Required action
Each line of the data should be duplicated precisely.

Available data
....
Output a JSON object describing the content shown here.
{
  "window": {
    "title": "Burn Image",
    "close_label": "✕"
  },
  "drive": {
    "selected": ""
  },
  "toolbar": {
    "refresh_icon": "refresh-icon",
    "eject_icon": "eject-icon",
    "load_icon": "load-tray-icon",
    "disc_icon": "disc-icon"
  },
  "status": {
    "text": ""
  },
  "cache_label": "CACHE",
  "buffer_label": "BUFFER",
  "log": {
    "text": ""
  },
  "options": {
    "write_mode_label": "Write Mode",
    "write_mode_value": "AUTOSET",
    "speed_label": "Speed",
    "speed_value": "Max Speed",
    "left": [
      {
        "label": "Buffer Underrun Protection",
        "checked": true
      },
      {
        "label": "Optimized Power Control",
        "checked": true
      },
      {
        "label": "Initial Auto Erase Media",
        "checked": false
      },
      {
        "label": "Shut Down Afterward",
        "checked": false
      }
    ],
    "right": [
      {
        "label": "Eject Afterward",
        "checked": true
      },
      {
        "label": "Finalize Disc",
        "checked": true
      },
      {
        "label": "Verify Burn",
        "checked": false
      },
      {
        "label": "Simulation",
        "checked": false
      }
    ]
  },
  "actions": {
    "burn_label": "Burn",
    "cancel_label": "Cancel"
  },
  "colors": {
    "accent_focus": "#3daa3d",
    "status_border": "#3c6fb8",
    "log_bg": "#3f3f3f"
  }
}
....
Written answer
Output a JSON object describing the content shown here.
{
  "window": {
    "title": "Burn Image",
    "close_label": "✕"
  },
  "drive": {
    "selected": ""
  },
  "toolbar": {
    "refresh_icon": "refresh-icon",
    "eject_icon": "eject-icon",
    "load_icon": "load-tray-icon",
    "disc_icon": "disc-icon"
  },
  "status": {
    "text": ""
  },
  "cache_label": "CACHE",
  "buffer_label": "BUFFER",
  "log": {
    "text": ""
  },
  "options": {
    "write_mode_label": "Write Mode",
    "write_mode_value": "AUTOSET",
    "speed_label": "Speed",
    "speed_value": "Max Speed",
    "left": [
      {
        "label": "Buffer Underrun Protection",
        "checked": true
      },
      {
        "label": "Optimized Power Control",
        "checked": true
      },
      {
        "label": "Initial Auto Erase Media",
        "checked": false
      },
      {
        "label": "Shut Down Afterward",
        "checked": false
      }
    ],
    "right": [
      {
        "label": "Eject Afterward",
        "checked": true
      },
      {
        "label": "Finalize Disc",
        "checked": true
      },
      {
        "label": "Verify Burn",
        "checked": false
      },
      {
        "label": "Simulation",
        "checked": false
      }
    ]
  },
  "actions": {
    "burn_label": "Burn",
    "cancel_label": "Cancel"
  },
  "colors": {
    "accent_focus": "#3daa3d",
    "status_border": "#3c6fb8",
    "log_bg": "#3f3f3f"
  }
}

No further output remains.